A week or so ago, a friend and museum colleague posted a link on Facebook to this article published in the Denver Business Journal. It is an opinion piece by David Sneed, CEO of Alpine Fencing. From viewing his company’s website—which offers a nice variety of fences for any of your neighborly needs—I think he would qualify as a typical “joe public” museum goer. This is someone we as museum professionals want hear from. How else will we be able to be relevant to a wider population? We must know what our patrons think, what they want and we should deliver, right?

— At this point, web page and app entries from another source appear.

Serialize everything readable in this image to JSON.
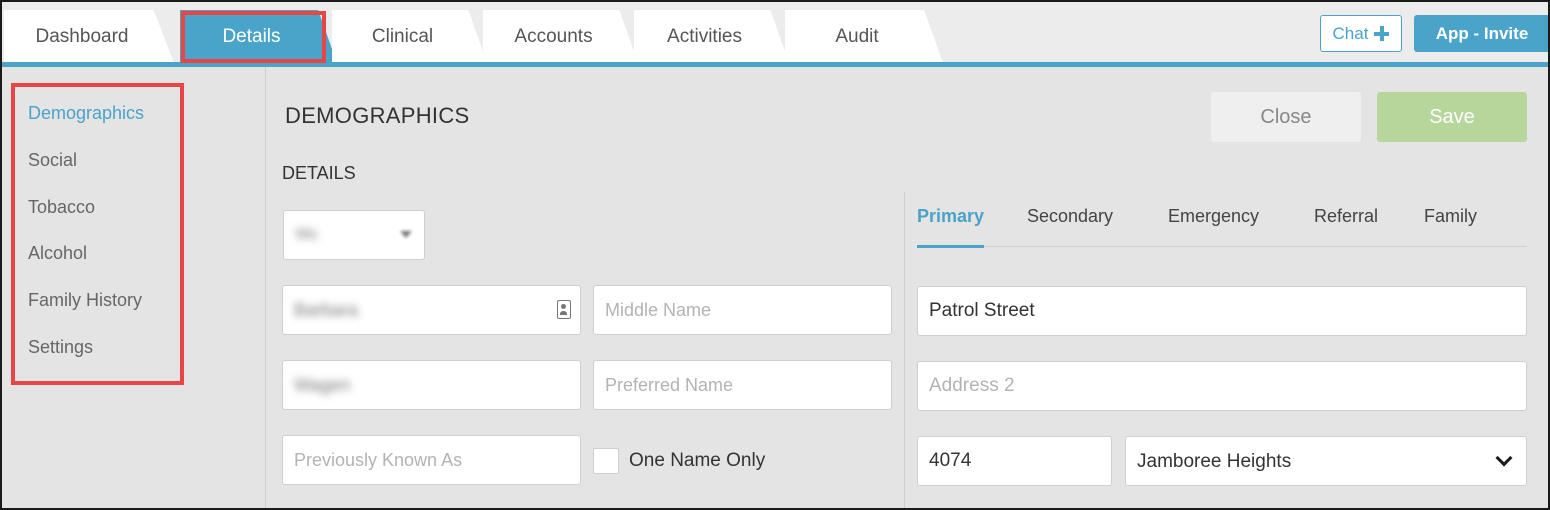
{
  "tabs": [
    {
      "label": "Dashboard",
      "active": false
    },
    {
      "label": "Details",
      "active": true
    },
    {
      "label": "Clinical",
      "active": false
    },
    {
      "label": "Accounts",
      "active": false
    },
    {
      "label": "Activities",
      "active": false
    },
    {
      "label": "Audit",
      "active": false
    }
  ],
  "header": {
    "chat_label": "Chat",
    "invite_label": "App - Invite"
  },
  "sidebar": {
    "items": [
      {
        "label": "Demographics",
        "active": true
      },
      {
        "label": "Social",
        "active": false
      },
      {
        "label": "Tobacco",
        "active": false
      },
      {
        "label": "Alcohol",
        "active": false
      },
      {
        "label": "Family History",
        "active": false
      },
      {
        "label": "Settings",
        "active": false
      }
    ]
  },
  "main": {
    "page_title": "DEMOGRAPHICS",
    "section_title": "DETAILS",
    "close_label": "Close",
    "save_label": "Save"
  },
  "details": {
    "title_value": "Ms",
    "first_name_value": "Barbara",
    "middle_name_placeholder": "Middle Name",
    "last_name_value": "Wagen",
    "preferred_name_placeholder": "Preferred Name",
    "previously_known_placeholder": "Previously Known As",
    "one_name_only_label": "One Name Only"
  },
  "address": {
    "tabs": [
      {
        "label": "Primary",
        "active": true
      },
      {
        "label": "Secondary",
        "active": false
      },
      {
        "label": "Emergency",
        "active": false
      },
      {
        "label": "Referral",
        "active": false
      },
      {
        "label": "Family",
        "active": false
      }
    ],
    "street_value": "Patrol Street",
    "address2_placeholder": "Address 2",
    "postcode_value": "4074",
    "suburb_value": "Jamboree Heights"
  },
  "colors": {
    "accent": "#4aa3c8",
    "highlight": "#e84545",
    "save": "#b7d69c"
  }
}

The title of Mr. Sneed’s article is “Must All Museums Be Geared to Four Year Olds?” and he relates an experience he had at The Museum of Science and Industry in Chicago where, to put it in a nutshell, the interactives provided for the public were more a distraction than anything else. I’ll let you read the article for yourself. He touched on the fact that if the interactives work at all, they make a lot of noise and become more of what the museum is about than its collections.
Now, let’s reread the article by CNN travel writer James Durston about which I wrote a couple of months ago. He wrote that he hates museums and how they are boring and snobby. I agreed with him, and still do, they can be boring and snobby. Heck, museum staff can be so boring and snobby that it makes me want to run the other way—no offense to my colleagues, but I know you know what I mean.
Wouldn’t it be interesting to put Messrs. Sneed and Durston in a room and get them talking? They seem to be at opposite ends of the museum going spectrum. One yearns for the expertise, the sophistication of a museum where artifacts are taken seriously, where the other wants more life, more popular relevance in exhibits. At first, when I considered these two articles I thought, this is the root of our greatest challenge— the fickle public. Advertising folks, Hollywood execs, and marketing firms all know that the public can change its taste in less time than it takes for a hipster to grow a beard.
Can museums and historic sites serve these two seemingly divergent audiences? Or should we just try to focus on one or the other?